DATA RECORDS
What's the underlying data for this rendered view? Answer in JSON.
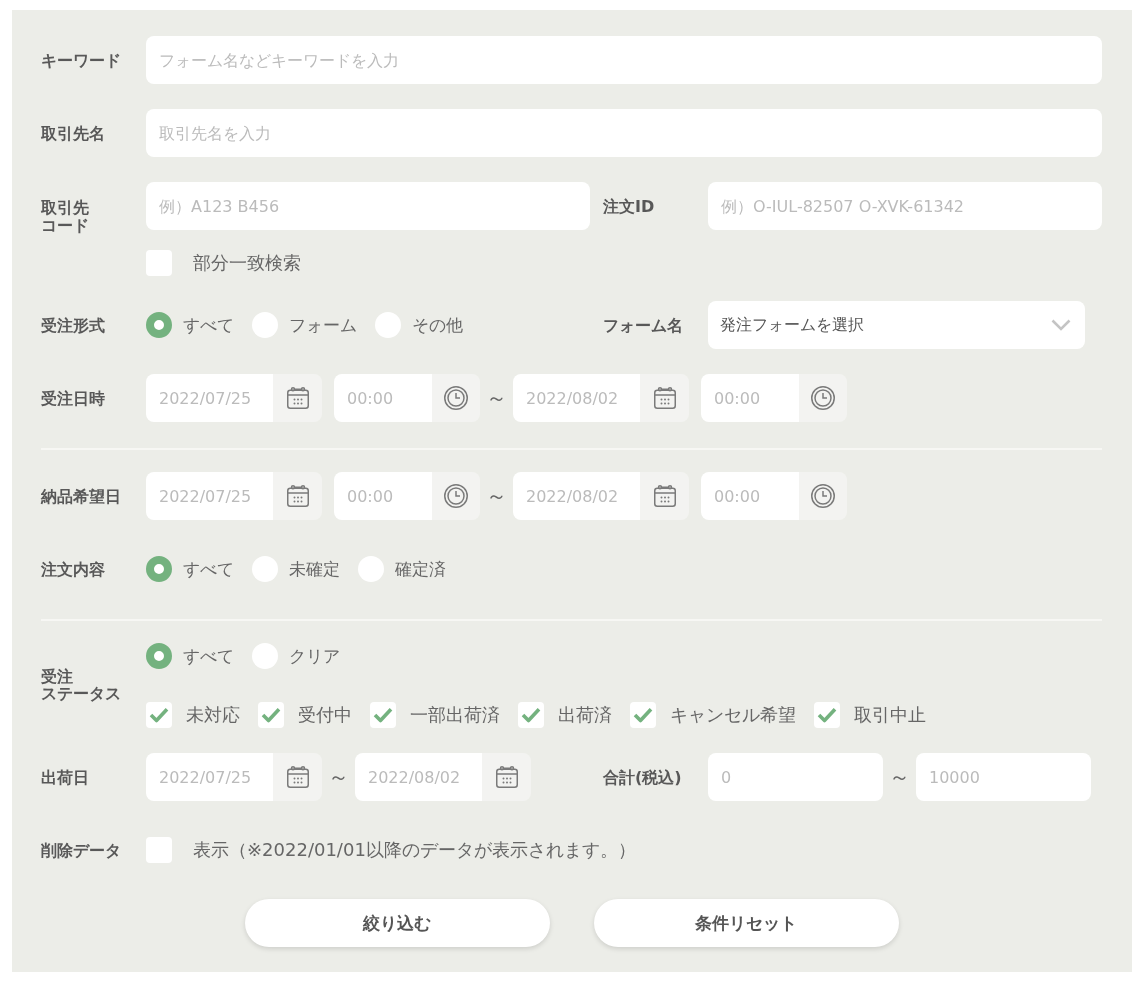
{
  "rows": [
    {
      "kind": "text",
      "label": "キーワード",
      "placeholder": "フォーム名などキーワードを入力"
    },
    {
      "kind": "text",
      "label": "取引先名",
      "placeholder": "取引先名を入力"
    },
    {
      "kind": "code",
      "label_lines": [
        "取引先",
        "コード"
      ],
      "placeholder": "例）A123 B456",
      "order_id": {
        "label": "注文ID",
        "placeholder": "例）O-IUL-82507 O-XVK-61342"
      },
      "partial_match": {
        "label": "部分一致検索",
        "checked": false
      }
    },
    {
      "kind": "radio_select",
      "label": "受注形式",
      "options": [
        {
          "label": "すべて",
          "selected": true
        },
        {
          "label": "フォーム",
          "selected": false
        },
        {
          "label": "その他",
          "selected": false
        }
      ],
      "form_name": {
        "label": "フォーム名",
        "value": "発注フォームを選択"
      }
    },
    {
      "kind": "datetime",
      "label": "受注日時",
      "from": {
        "date": {
          "placeholder": "2022/07/25"
        },
        "time": {
          "placeholder": "00:00"
        }
      },
      "separator": "～",
      "to": {
        "date": {
          "placeholder": "2022/08/02"
        },
        "time": {
          "placeholder": "00:00"
        }
      }
    },
    {
      "kind": "divider"
    },
    {
      "kind": "datetime",
      "label": "納品希望日",
      "from": {
        "date": {
          "placeholder": "2022/07/25"
        },
        "time": {
          "placeholder": "00:00"
        }
      },
      "separator": "～",
      "to": {
        "date": {
          "placeholder": "2022/08/02"
        },
        "time": {
          "placeholder": "00:00"
        }
      }
    },
    {
      "kind": "radio",
      "label": "注文内容",
      "options": [
        {
          "label": "すべて",
          "selected": true
        },
        {
          "label": "未確定",
          "selected": false
        },
        {
          "label": "確定済",
          "selected": false
        }
      ]
    },
    {
      "kind": "divider"
    },
    {
      "kind": "status",
      "label_lines": [
        "受注",
        "ステータス"
      ],
      "options": [
        {
          "label": "すべて",
          "selected": true
        },
        {
          "label": "クリア",
          "selected": false
        }
      ],
      "statuses": [
        {
          "label": "未対応",
          "checked": true
        },
        {
          "label": "受付中",
          "checked": true
        },
        {
          "label": "一部出荷済",
          "checked": true
        },
        {
          "label": "出荷済",
          "checked": true
        },
        {
          "label": "キャンセル希望",
          "checked": true
        },
        {
          "label": "取引中止",
          "checked": true
        }
      ]
    },
    {
      "kind": "date_amount",
      "label": "出荷日",
      "from": {
        "placeholder": "2022/07/25"
      },
      "separator": "～",
      "to": {
        "placeholder": "2022/08/02"
      },
      "total": {
        "label": "合計(税込)",
        "from": {
          "placeholder": "0"
        },
        "separator": "～",
        "to": {
          "placeholder": "10000"
        }
      }
    },
    {
      "kind": "checkbox",
      "label": "削除データ",
      "option": {
        "label": "表示（※2022/01/01以降のデータが表示されます。）",
        "checked": false
      }
    }
  ],
  "buttons": [
    {
      "label": "絞り込む"
    },
    {
      "label": "条件リセット"
    }
  ]
}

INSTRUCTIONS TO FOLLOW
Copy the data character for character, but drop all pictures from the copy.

REPLY
What's the underlying data for this rendered view? Answer in JSON.
{
  "rows": [
    {
      "kind": "text",
      "label": "キーワード",
      "placeholder": "フォーム名などキーワードを入力"
    },
    {
      "kind": "text",
      "label": "取引先名",
      "placeholder": "取引先名を入力"
    },
    {
      "kind": "code",
      "label_lines": [
        "取引先",
        "コード"
      ],
      "placeholder": "例）A123 B456",
      "order_id": {
        "label": "注文ID",
        "placeholder": "例）O-IUL-82507 O-XVK-61342"
      },
      "partial_match": {
        "label": "部分一致検索",
        "checked": false
      }
    },
    {
      "kind": "radio_select",
      "label": "受注形式",
      "options": [
        {
          "label": "すべて",
          "selected": true
        },
        {
          "label": "フォーム",
          "selected": false
        },
        {
          "label": "その他",
          "selected": false
        }
      ],
      "form_name": {
        "label": "フォーム名",
        "value": "発注フォームを選択"
      }
    },
    {
      "kind": "datetime",
      "label": "受注日時",
      "from": {
        "date": {
          "placeholder": "2022/07/25"
        },
        "time": {
          "placeholder": "00:00"
        }
      },
      "separator": "～",
      "to": {
        "date": {
          "placeholder": "2022/08/02"
        },
        "time": {
          "placeholder": "00:00"
        }
      }
    },
    {
      "kind": "divider"
    },
    {
      "kind": "datetime",
      "label": "納品希望日",
      "from": {
        "date": {
          "placeholder": "2022/07/25"
        },
        "time": {
          "placeholder": "00:00"
        }
      },
      "separator": "～",
      "to": {
        "date": {
          "placeholder": "2022/08/02"
        },
        "time": {
          "placeholder": "00:00"
        }
      }
    },
    {
      "kind": "radio",
      "label": "注文内容",
      "options": [
        {
          "label": "すべて",
          "selected": true
        },
        {
          "label": "未確定",
          "selected": false
        },
        {
          "label": "確定済",
          "selected": false
        }
      ]
    },
    {
      "kind": "divider"
    },
    {
      "kind": "status",
      "label_lines": [
        "受注",
        "ステータス"
      ],
      "options": [
        {
          "label": "すべて",
          "selected": true
        },
        {
          "label": "クリア",
          "selected": false
        }
      ],
      "statuses": [
        {
          "label": "未対応",
          "checked": true
        },
        {
          "label": "受付中",
          "checked": true
        },
        {
          "label": "一部出荷済",
          "checked": true
        },
        {
          "label": "出荷済",
          "checked": true
        },
        {
          "label": "キャンセル希望",
          "checked": true
        },
        {
          "label": "取引中止",
          "checked": true
        }
      ]
    },
    {
      "kind": "date_amount",
      "label": "出荷日",
      "from": {
        "placeholder": "2022/07/25"
      },
      "separator": "～",
      "to": {
        "placeholder": "2022/08/02"
      },
      "total": {
        "label": "合計(税込)",
        "from": {
          "placeholder": "0"
        },
        "separator": "～",
        "to": {
          "placeholder": "10000"
        }
      }
    },
    {
      "kind": "checkbox",
      "label": "削除データ",
      "option": {
        "label": "表示（※2022/01/01以降のデータが表示されます。）",
        "checked": false
      }
    }
  ],
  "buttons": [
    {
      "label": "絞り込む"
    },
    {
      "label": "条件リセット"
    }
  ]
}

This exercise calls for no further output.